I find myself swallowing fears that Fern really means it. I talk to my dear friend who wanted to be an astronaut when she was Fern's age and who went on to be a solo global explorer...as a 19-year-old. I tell her I don't know if I have the right stuff to be an astronaut's mother. I want to keep my daughters under my wing. How can I let them soar? How did her mother let her? She tells me her mother believes that worry attracts what you worry about. You have to believe it will all turn out okay.
Fern, then age 7, on an early flight
Believing it will all turn out okay.... My mind jumps to a YouTube about a man who went every day to a collapsed pile of rubble in Haiti that was once the bank where his wife worked. He called her name. Every time the heavy equipment stopped for a minute, he rushed onto the rubble and called her name. On the sixth day, she answered. She said a drink of water would be a pleasure. She sang when the firefighters pulled her out, sang a song about not fearing death. A reporter asked her if she thought she would live, and after six days in the darkness, alone and in pain, she answered, "Why not?"
Somehow we started with Archimedes, and we moved from the stars and moon to a child's dreams and a mother's fears and at last to the pure wondrousness of the human spirit.
As Fern researches how to take flight, I study on how to let her. But who knows where her imagination and energy will focus. Reading our history book the other day, we were three paragraphs into a chapter about Jamestown when the Virginia Company was introduced. Which led to an explanation of buying shares in a company. Which led to an explanation of the stock market. Which led to some Googling about how small investors can get into the stock market...very small investors. Ones who penny-pinch their egg money and who desperately want a goat.

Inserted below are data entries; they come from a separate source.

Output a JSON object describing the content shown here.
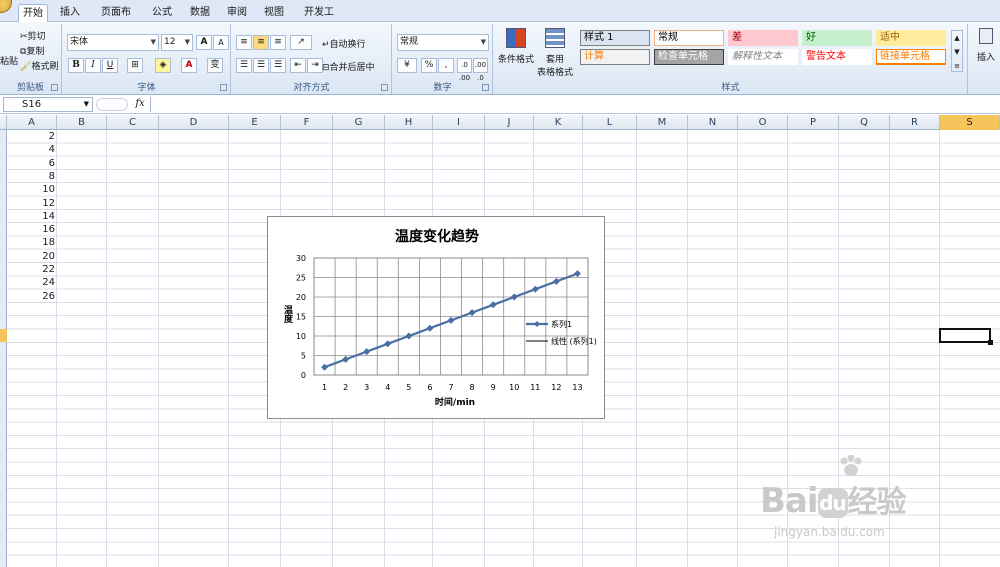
{
  "tabs": [
    "开始",
    "插入",
    "页面布局",
    "公式",
    "数据",
    "审阅",
    "视图",
    "开发工具"
  ],
  "active_tab": "开始",
  "ribbon": {
    "clipboard": {
      "label": "剪贴板",
      "paste": "粘贴",
      "cut": "剪切",
      "copy": "复制",
      "format_painter": "格式刷"
    },
    "font": {
      "label": "字体",
      "font_name": "宋体",
      "font_size": "12",
      "bold": "B",
      "italic": "I",
      "underline": "U",
      "grow": "A",
      "shrink": "A",
      "phonetic": "变"
    },
    "alignment": {
      "label": "对齐方式",
      "wrap_text": "自动换行",
      "merge_center": "合并后居中"
    },
    "number": {
      "label": "数字",
      "format": "常规",
      "percent": "%",
      "comma": ",",
      "inc_decimal": ".0 .00",
      "dec_decimal": ".00 .0"
    },
    "styles": {
      "label": "样式",
      "conditional_format": "条件格式",
      "format_as_table": "套用",
      "format_as_table2": "表格格式",
      "cells": [
        {
          "text": "样式 1",
          "bg": "#dbe5f1",
          "color": "#000000",
          "border": "#7f7f7f"
        },
        {
          "text": "常规",
          "bg": "#ffffff",
          "color": "#000000",
          "border": "#f4b084"
        },
        {
          "text": "差",
          "bg": "#ffc7ce",
          "color": "#9c0006",
          "border": "#ffc7ce"
        },
        {
          "text": "好",
          "bg": "#c6efce",
          "color": "#006100",
          "border": "#c6efce"
        },
        {
          "text": "适中",
          "bg": "#ffeb9c",
          "color": "#9c6500",
          "border": "#ffeb9c"
        },
        {
          "text": "计算",
          "bg": "#f2f2f2",
          "color": "#fa7d00",
          "border": "#7f7f7f"
        },
        {
          "text": "检查单元格",
          "bg": "#a5a5a5",
          "color": "#ffffff",
          "border": "#3f3f3f"
        },
        {
          "text": "解释性文本",
          "bg": "#ffffff",
          "color": "#7f7f7f",
          "border": "#ffffff"
        },
        {
          "text": "警告文本",
          "bg": "#ffffff",
          "color": "#ff0000",
          "border": "#ffffff"
        },
        {
          "text": "链接单元格",
          "bg": "#ffffff",
          "color": "#fa7d00",
          "border": "#ff8001"
        }
      ]
    },
    "cells_group": {
      "insert": "插入"
    }
  },
  "formula_bar": {
    "name_box": "S16",
    "fx": "fx",
    "content": ""
  },
  "columns": [
    "A",
    "B",
    "C",
    "D",
    "E",
    "F",
    "G",
    "H",
    "I",
    "J",
    "K",
    "L",
    "M",
    "N",
    "O",
    "P",
    "Q",
    "R",
    "S"
  ],
  "selected_column": "S",
  "column_a_values": [
    "2",
    "4",
    "6",
    "8",
    "10",
    "12",
    "14",
    "16",
    "18",
    "20",
    "22",
    "24",
    "26"
  ],
  "chart_data": {
    "type": "line",
    "title": "温度变化趋势",
    "xlabel": "时间/min",
    "ylabel": "温度",
    "x": [
      1,
      2,
      3,
      4,
      5,
      6,
      7,
      8,
      9,
      10,
      11,
      12,
      13
    ],
    "series": [
      {
        "name": "系列1",
        "values": [
          2,
          4,
          6,
          8,
          10,
          12,
          14,
          16,
          18,
          20,
          22,
          24,
          26
        ],
        "color": "#4a6fa5",
        "marker": "diamond"
      },
      {
        "name": "线性 (系列1)",
        "values": [
          2,
          4,
          6,
          8,
          10,
          12,
          14,
          16,
          18,
          20,
          22,
          24,
          26
        ],
        "color": "#000000",
        "marker": "none"
      }
    ],
    "ylim": [
      0,
      30
    ],
    "yticks": [
      0,
      5,
      10,
      15,
      20,
      25,
      30
    ],
    "grid": true,
    "legend": "right"
  },
  "watermark": {
    "brand": "Bai",
    "brand2": "经验",
    "url": "jingyan.baidu.com"
  }
}
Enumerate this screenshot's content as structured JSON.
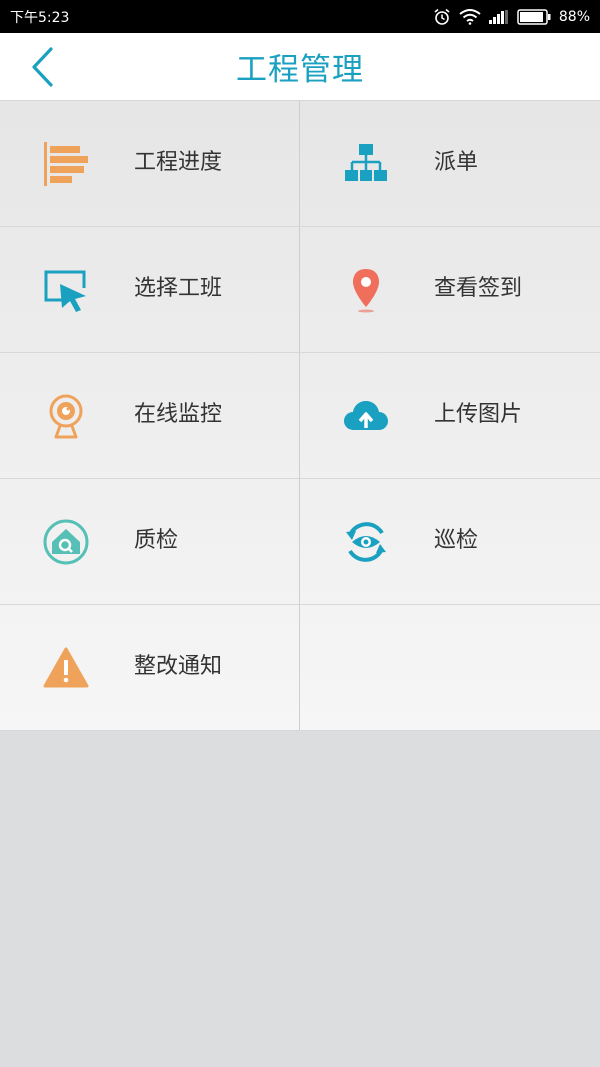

That's homeschool at our home. Who knows where we're headed exactly...to high finance, to the stars, to something great. In the meantime, we're all learning all the time.